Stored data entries
- - - - -

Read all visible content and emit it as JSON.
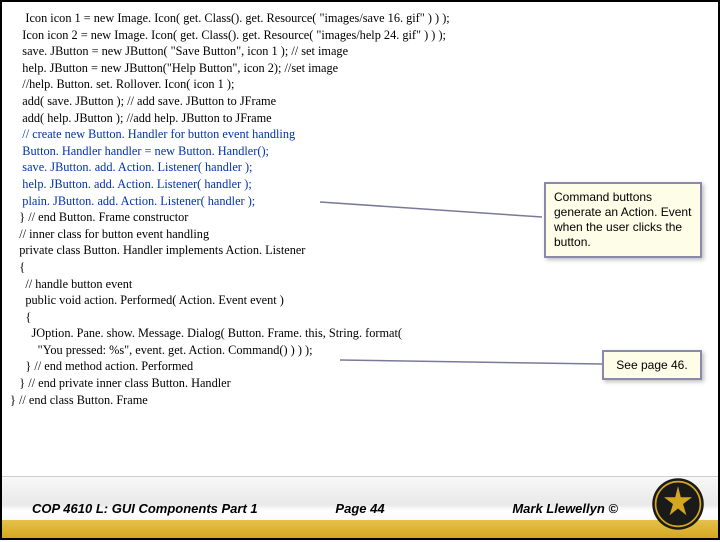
{
  "code": {
    "l1": "     Icon icon 1 = new Image. Icon( get. Class(). get. Resource( \"images/save 16. gif\" ) ) );",
    "l2": "    Icon icon 2 = new Image. Icon( get. Class(). get. Resource( \"images/help 24. gif\" ) ) );",
    "l3": "    save. JButton = new JButton( \"Save Button\", icon 1 ); // set image",
    "l4": "    help. JButton = new JButton(\"Help Button\", icon 2); //set image",
    "l5": "    //help. Button. set. Rollover. Icon( icon 1 );",
    "l6": "    add( save. JButton ); // add save. JButton to JFrame",
    "l7": "    add( help. JButton ); //add help. JButton to JFrame",
    "l8": "",
    "l9": "    // create new Button. Handler for button event handling",
    "l10": "    Button. Handler handler = new Button. Handler();",
    "l11": "    save. JButton. add. Action. Listener( handler );",
    "l12": "    help. JButton. add. Action. Listener( handler );",
    "l13": "    plain. JButton. add. Action. Listener( handler );",
    "l14": "   } // end Button. Frame constructor",
    "l15": "",
    "l16": "   // inner class for button event handling",
    "l17": "   private class Button. Handler implements Action. Listener",
    "l18": "   {",
    "l19": "     // handle button event",
    "l20": "     public void action. Performed( Action. Event event )",
    "l21": "     {",
    "l22": "       JOption. Pane. show. Message. Dialog( Button. Frame. this, String. format(",
    "l23": "         \"You pressed: %s\", event. get. Action. Command() ) ) );",
    "l24": "     } // end method action. Performed",
    "l25": "   } // end private inner class Button. Handler",
    "l26": "} // end class Button. Frame"
  },
  "callout1": "Command buttons generate an Action. Event when the user clicks the button.",
  "callout2": "See page 46.",
  "footer": {
    "left": "COP 4610 L: GUI Components Part 1",
    "center": "Page 44",
    "right": "Mark Llewellyn ©"
  }
}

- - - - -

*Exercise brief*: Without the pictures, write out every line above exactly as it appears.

*Written response*:
Read all visible content and emit it as JSON.
{
  "code": {
    "l1": "     Icon icon 1 = new Image. Icon( get. Class(). get. Resource( \"images/save 16. gif\" ) ) );",
    "l2": "    Icon icon 2 = new Image. Icon( get. Class(). get. Resource( \"images/help 24. gif\" ) ) );",
    "l3": "    save. JButton = new JButton( \"Save Button\", icon 1 ); // set image",
    "l4": "    help. JButton = new JButton(\"Help Button\", icon 2); //set image",
    "l5": "    //help. Button. set. Rollover. Icon( icon 1 );",
    "l6": "    add( save. JButton ); // add save. JButton to JFrame",
    "l7": "    add( help. JButton ); //add help. JButton to JFrame",
    "l8": "",
    "l9": "    // create new Button. Handler for button event handling",
    "l10": "    Button. Handler handler = new Button. Handler();",
    "l11": "    save. JButton. add. Action. Listener( handler );",
    "l12": "    help. JButton. add. Action. Listener( handler );",
    "l13": "    plain. JButton. add. Action. Listener( handler );",
    "l14": "   } // end Button. Frame constructor",
    "l15": "",
    "l16": "   // inner class for button event handling",
    "l17": "   private class Button. Handler implements Action. Listener",
    "l18": "   {",
    "l19": "     // handle button event",
    "l20": "     public void action. Performed( Action. Event event )",
    "l21": "     {",
    "l22": "       JOption. Pane. show. Message. Dialog( Button. Frame. this, String. format(",
    "l23": "         \"You pressed: %s\", event. get. Action. Command() ) ) );",
    "l24": "     } // end method action. Performed",
    "l25": "   } // end private inner class Button. Handler",
    "l26": "} // end class Button. Frame"
  },
  "callout1": "Command buttons generate an Action. Event when the user clicks the button.",
  "callout2": "See page 46.",
  "footer": {
    "left": "COP 4610 L: GUI Components Part 1",
    "center": "Page 44",
    "right": "Mark Llewellyn ©"
  }
}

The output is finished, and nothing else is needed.